their meeting with president obama. >> i talked to the republican leader bob this is generally -- about this generally. we had a constructive meeting. i hope something positive will come from that. the republican leader and i and our staffs are working to see what we can come up with. but it should not take a long time to do that. but it would be in everyone's interest if we were in session tomorrow. we have another vote that has been set up >> you were talking about sunday, right? >> yes. we're going to have another caucus a following that, and hopefully by that time we will have made a determination, senator mcconnell and i, and we can do something on the floor in addition to what i talked about. we do need that time to have everybody kind of step back a little bit. if we come up with something, it is not that easy. we're dealing with big numbers. i think it was a very positive meeting. there was not a lot of clarity in the meeting. everyone knows how important it is. -- hilarity in the meeting. everyone knows how important it is. >> i share the view of the majority leader. we had a g

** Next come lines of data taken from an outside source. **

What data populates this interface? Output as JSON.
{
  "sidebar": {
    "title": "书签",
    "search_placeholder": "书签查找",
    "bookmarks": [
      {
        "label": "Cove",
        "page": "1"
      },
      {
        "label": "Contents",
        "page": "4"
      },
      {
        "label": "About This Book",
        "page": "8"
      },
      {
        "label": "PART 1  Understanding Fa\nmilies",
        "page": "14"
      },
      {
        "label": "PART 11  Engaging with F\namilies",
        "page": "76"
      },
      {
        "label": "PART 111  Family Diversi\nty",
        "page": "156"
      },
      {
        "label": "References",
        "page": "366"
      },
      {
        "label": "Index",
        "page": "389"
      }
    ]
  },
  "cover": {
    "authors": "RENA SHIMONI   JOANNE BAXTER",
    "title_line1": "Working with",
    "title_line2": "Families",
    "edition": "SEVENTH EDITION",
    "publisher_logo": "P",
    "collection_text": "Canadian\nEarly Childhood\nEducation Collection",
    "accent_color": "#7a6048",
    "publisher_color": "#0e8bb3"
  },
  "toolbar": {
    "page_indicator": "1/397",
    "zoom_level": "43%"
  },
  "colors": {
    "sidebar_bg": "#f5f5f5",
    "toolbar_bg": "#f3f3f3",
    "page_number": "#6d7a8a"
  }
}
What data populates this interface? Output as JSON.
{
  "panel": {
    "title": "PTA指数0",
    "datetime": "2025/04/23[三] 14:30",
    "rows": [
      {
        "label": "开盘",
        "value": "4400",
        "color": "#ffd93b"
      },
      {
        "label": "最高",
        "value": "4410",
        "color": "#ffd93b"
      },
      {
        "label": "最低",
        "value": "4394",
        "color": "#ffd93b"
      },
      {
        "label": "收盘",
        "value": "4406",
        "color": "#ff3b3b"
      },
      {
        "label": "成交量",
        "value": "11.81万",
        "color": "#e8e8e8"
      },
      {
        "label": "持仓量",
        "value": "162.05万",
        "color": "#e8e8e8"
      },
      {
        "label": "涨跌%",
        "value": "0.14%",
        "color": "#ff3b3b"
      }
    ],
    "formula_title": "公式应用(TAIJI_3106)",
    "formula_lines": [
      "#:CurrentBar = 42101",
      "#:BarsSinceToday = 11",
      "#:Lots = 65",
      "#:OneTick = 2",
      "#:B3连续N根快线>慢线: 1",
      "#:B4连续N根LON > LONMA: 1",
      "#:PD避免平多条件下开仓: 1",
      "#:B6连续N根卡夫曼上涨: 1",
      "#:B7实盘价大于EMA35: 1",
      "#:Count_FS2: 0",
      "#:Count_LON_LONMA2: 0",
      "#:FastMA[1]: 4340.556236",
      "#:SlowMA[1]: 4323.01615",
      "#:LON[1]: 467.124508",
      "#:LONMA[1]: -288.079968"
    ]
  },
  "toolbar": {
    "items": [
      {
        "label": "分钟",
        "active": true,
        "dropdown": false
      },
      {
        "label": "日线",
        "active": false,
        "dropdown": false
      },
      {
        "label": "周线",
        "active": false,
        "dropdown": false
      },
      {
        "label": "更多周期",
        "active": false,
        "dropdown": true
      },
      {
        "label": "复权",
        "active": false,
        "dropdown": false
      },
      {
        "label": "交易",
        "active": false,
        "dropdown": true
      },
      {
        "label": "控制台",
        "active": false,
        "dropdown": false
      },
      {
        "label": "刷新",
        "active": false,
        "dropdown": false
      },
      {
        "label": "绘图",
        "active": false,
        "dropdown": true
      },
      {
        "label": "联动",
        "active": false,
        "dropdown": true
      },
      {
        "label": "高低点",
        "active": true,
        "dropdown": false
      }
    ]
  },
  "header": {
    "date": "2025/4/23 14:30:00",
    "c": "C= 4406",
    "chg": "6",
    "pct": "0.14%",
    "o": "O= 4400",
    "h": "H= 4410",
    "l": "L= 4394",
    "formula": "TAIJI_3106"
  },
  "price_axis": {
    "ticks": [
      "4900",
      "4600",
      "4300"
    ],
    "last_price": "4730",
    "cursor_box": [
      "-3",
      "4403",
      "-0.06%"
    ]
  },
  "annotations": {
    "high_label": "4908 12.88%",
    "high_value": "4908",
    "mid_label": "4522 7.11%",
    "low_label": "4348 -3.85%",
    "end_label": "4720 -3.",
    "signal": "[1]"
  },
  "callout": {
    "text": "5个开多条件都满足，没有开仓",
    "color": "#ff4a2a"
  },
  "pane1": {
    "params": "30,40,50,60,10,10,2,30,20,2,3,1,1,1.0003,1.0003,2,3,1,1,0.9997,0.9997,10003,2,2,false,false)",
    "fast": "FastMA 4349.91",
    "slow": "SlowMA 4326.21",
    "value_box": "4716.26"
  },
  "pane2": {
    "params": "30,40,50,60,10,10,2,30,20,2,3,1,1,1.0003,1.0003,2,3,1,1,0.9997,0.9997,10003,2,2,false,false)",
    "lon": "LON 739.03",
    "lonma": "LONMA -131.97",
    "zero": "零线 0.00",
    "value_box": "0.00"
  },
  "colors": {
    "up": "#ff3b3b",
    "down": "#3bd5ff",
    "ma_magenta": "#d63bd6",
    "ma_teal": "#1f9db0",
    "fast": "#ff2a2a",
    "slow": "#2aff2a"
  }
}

or have differences. but they did keep each other informed. bob dole replaced howard baker as a speaker. dole takes over baker as leader. but they kept baker informed. they just work together and kept each other in touch of what the other was great to do. they still opposed each other at times. they kept no secrets. >> i always like to talk about byrd and baker. they really did epitomize the great senate and the way things worked at that time. the first two chapters of my book are entitled "the grind" and "the natural." he was a most natural politician you could come across. if senators voted based on secret ballot, baker would have won. they had a remarkable capacity for doing that. there is one incident in my book where i describe senator byrd. it is such an unusual act, it he gets the vice president in the chair and by a script that byrd has written, start ruling them out of order in a way that is quite contrary to the way the senate work. there is a rebellion on the senate floor. everyone is going crazy and what robert byrd is doing even though they hate filibusters. one thing that
Search Results 0 to 8 of about 9